As we approach the 30th anniversary of “triple bottom line,” the accounting principle that has become a corporate performance measure, it’s time to revisit and reflect.
Indeed, the man who coined the TBL term, John Elkington, maintained that the traditional profit-and-loss measure of corporate success gave an incomplete picture of a firm’s actual value or significance. Elkington gave voice to the belief that achieving financial success could be seen as a measure of how an organization approached social and environmental issues.
Thus, more organizations began various forays into evaluating corporate performance by measuring People, Planet and Profit.
‘And,’ not ‘or’
Fast forward to today, and the landscape has changed beyond all recognition. Given the importance of retaining staff, the whole aspect of human capital management is in flux.
Some leaders are working to provide a systematic way to review and improve operations for better environmental performance and be more socially responsible. Many others are investing in diversity, equity and inclusion (DEI), as an alternative area of emphasis or in addition to investing in environmental and socially responsible areas.
I venture to suggest that when leaders understand behavioral diversity, it is a strong overlay – really more of a powerful foundation – to DEI, triple bottom line and just about any other system, challenge or opportunity.

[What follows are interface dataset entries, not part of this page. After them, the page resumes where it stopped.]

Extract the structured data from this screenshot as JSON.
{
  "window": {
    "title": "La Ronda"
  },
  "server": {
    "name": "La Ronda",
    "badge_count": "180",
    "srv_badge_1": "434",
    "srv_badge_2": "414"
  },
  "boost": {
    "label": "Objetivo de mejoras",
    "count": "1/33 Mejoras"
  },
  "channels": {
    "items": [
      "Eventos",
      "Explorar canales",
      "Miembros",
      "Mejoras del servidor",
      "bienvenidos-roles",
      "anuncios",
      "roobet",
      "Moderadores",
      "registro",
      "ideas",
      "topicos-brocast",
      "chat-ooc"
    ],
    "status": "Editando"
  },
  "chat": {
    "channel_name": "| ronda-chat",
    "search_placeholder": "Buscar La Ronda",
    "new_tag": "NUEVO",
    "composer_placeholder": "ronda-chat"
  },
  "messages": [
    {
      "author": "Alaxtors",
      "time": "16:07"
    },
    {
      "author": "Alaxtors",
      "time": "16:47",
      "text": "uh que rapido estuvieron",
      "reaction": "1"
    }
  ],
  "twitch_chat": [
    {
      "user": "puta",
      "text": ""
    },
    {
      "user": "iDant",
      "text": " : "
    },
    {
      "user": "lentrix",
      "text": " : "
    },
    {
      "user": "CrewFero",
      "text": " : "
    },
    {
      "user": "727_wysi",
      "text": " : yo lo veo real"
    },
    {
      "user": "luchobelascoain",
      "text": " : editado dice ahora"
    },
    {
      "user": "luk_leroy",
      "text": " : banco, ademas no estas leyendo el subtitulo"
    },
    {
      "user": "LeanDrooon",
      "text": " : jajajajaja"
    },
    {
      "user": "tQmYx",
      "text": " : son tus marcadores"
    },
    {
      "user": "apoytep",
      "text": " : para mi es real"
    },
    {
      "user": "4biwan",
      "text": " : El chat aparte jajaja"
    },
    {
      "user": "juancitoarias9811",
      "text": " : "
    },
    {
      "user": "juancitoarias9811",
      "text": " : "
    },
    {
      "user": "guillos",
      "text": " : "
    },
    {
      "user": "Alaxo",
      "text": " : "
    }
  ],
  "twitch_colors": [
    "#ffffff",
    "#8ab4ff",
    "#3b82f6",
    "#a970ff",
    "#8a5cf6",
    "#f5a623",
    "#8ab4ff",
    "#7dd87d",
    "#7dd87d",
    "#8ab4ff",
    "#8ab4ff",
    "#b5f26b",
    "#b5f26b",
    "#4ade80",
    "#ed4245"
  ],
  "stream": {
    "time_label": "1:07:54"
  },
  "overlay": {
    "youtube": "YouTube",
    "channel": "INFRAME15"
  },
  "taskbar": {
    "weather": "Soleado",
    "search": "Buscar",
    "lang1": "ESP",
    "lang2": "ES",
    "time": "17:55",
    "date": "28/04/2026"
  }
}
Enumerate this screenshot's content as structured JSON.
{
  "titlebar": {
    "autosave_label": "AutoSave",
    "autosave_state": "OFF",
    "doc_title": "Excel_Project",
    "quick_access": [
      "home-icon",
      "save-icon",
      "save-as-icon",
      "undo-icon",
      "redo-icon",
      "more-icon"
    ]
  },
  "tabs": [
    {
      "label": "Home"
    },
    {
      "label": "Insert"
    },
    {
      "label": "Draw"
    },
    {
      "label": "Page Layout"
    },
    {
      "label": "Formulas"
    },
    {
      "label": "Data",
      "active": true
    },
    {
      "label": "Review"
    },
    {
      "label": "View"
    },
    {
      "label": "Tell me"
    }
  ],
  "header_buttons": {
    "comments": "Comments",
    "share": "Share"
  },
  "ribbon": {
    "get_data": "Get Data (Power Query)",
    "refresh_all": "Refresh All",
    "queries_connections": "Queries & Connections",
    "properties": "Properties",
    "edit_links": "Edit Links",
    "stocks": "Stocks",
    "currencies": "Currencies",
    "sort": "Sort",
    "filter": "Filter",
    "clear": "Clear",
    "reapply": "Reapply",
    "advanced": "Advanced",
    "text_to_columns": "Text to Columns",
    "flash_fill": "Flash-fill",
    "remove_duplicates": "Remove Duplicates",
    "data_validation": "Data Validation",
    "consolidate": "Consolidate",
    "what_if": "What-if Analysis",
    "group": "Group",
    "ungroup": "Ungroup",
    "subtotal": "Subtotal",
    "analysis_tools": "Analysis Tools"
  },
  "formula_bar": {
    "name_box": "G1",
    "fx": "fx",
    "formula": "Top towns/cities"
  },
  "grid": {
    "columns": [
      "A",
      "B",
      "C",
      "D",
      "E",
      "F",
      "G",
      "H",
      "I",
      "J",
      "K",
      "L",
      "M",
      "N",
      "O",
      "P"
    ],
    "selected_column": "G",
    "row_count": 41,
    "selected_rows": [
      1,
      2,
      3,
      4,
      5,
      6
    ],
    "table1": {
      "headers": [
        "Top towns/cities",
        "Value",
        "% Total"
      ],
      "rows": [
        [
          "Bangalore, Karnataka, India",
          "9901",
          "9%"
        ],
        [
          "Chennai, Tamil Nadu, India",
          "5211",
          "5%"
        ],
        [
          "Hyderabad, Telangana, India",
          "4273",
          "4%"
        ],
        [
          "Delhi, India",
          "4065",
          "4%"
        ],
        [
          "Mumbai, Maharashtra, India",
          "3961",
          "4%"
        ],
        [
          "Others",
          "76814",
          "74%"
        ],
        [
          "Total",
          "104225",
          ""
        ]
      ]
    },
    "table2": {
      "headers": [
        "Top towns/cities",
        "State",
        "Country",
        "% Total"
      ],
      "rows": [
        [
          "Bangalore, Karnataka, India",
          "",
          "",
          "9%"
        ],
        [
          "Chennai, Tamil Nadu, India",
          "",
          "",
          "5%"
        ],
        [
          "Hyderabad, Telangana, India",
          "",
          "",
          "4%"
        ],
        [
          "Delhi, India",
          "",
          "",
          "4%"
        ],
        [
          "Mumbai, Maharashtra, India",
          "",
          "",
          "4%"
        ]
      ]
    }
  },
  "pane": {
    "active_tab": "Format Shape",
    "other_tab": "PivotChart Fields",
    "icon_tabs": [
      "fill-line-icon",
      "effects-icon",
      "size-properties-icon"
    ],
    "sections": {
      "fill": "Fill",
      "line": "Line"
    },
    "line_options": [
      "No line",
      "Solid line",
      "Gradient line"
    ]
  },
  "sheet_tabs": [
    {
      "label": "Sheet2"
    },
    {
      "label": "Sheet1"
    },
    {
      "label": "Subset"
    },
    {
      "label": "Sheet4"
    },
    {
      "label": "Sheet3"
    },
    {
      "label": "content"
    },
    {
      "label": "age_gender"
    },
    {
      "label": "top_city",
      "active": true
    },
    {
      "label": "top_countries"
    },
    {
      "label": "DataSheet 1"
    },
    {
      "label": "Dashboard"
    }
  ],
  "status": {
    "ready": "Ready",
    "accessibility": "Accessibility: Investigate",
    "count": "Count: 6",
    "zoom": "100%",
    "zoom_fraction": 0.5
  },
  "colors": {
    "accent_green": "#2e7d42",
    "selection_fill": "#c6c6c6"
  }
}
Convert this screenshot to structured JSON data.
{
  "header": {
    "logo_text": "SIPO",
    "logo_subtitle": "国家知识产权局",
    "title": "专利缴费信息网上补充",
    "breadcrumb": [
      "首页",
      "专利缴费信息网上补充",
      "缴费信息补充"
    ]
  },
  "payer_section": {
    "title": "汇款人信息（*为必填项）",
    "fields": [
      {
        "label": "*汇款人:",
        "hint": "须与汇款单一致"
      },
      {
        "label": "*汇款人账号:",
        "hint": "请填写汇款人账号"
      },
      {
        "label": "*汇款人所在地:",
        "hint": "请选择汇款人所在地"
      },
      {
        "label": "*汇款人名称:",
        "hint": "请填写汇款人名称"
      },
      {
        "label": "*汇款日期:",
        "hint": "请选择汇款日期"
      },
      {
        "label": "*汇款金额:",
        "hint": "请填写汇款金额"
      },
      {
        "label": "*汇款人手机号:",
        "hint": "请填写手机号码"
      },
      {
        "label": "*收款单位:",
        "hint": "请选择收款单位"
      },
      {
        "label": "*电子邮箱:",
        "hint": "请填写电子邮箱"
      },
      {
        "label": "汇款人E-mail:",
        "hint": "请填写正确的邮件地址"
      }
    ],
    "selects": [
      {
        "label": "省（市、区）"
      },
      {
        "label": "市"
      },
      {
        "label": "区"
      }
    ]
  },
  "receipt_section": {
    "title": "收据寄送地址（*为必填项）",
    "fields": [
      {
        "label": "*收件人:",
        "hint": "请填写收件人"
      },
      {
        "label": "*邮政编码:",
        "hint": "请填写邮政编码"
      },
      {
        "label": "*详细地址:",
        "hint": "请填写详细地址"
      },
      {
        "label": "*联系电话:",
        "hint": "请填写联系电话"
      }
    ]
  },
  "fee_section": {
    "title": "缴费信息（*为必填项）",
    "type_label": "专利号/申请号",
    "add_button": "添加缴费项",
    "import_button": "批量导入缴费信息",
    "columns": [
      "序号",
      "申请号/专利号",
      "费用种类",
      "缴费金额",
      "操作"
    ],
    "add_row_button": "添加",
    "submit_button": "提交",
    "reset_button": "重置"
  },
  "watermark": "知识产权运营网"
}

Behavioral building block
Understanding inherent behaviors – uncovering this behavioral diversity – is only a starting point. Using myself as an example, I’ll demonstrate what this means: I am an initiator, results-driven, logical and decisive. I like to lead, make decisions and set the agenda.
Then compare my behaviors against one of my colleagues who is a facilitator: balanced, discerning and harmonious. She teaches others and herself to achieve goals, prefers a stable environment and promotes group decision-making.
Thus, our collaboration could be a recipe for disaster. But it isn’t. Because we know each other and have invested the time to understand our own and each other's behavioral traits, we work well together.
We know our own and the other’s characteristics, and we have learned to manage inherent behaviors and flex where there would be potential clashes. Applying this same approach with all my colleagues, we are a high-functioning and effective team.
Truly diverse perspectives
Behavioral discovery is the starting point. Add differences in race, ethnicity, gender, gender identity, sexual orientation, age, socioeconomic class and more. Then consider the processes and programs within your business and ask yourself, “are they impartial, fair, and provide equal possible outcomes for every individual?” Better still, ask your diverse workforce for their varying perspectives on this.
Do they genuinely feel a sense of belonging in your workplace? If you genuinely reveal and leverage behavioral diversity within your organization, employees will know they are valued for their uniqueness and can authentically bring their entire selves to work. They’ll know that is valued.
With that kind of foundation, an organization is well-poised to continue tackling DEI (beyond behavioral diversity), the triple bottom line and much more.
Lead by (behavioral) example
As with any successful implementation, this begins at the top. Is your leadership ready to introduce the programs and activities that deliver behavioral diversity as a fundamental building block?
Reach out; I’m happy to share my daily experiences and to help you get started discovering your own behavioral diversity.
The views and opinions expressed herein are the views and opinions of the author and do not necessarily reflect those of Nasdaq, Inc.